Data records for software interfaces:
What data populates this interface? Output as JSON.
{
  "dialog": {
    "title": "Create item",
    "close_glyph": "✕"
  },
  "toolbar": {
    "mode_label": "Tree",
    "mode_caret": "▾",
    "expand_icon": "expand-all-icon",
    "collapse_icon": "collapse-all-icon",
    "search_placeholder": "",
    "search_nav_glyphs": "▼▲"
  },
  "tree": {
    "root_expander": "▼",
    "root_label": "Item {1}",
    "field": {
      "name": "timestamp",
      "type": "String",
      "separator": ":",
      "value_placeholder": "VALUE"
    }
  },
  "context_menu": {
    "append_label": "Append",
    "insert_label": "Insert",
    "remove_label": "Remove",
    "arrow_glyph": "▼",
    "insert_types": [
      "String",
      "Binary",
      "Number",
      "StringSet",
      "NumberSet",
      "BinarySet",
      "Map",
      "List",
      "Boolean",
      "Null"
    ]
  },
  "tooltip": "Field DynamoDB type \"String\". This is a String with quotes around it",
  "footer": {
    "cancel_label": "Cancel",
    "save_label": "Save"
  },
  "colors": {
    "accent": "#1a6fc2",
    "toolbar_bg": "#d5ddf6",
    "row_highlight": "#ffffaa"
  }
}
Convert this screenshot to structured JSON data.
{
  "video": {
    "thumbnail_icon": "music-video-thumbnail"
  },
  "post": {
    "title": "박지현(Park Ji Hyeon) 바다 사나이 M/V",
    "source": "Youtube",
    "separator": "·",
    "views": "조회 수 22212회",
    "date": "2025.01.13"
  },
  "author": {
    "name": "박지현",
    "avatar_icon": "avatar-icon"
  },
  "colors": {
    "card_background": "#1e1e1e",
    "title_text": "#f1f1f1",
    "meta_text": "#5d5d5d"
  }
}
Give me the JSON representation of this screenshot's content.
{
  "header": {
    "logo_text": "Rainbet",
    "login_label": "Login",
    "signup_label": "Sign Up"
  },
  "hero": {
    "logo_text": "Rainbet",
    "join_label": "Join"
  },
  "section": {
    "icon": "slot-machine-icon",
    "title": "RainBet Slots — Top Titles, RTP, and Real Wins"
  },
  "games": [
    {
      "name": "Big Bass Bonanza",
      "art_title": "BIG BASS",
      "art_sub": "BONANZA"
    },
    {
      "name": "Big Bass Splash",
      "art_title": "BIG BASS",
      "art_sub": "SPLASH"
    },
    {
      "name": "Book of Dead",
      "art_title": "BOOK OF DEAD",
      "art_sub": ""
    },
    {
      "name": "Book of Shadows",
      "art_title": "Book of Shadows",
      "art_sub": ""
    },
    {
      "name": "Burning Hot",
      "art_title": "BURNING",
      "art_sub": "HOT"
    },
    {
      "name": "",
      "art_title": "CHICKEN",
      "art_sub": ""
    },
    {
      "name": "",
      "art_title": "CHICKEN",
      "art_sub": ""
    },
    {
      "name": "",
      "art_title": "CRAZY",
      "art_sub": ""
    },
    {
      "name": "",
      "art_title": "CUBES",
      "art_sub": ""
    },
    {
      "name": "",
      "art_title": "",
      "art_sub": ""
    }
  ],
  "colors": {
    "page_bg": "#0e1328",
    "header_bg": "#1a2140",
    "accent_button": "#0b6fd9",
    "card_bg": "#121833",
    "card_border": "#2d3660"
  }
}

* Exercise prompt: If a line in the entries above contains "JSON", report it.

* Response area:
What data populates this interface? Output as JSON.
Convert this screenshot to structured JSON data.
Give me the JSON representation of this screenshot's content.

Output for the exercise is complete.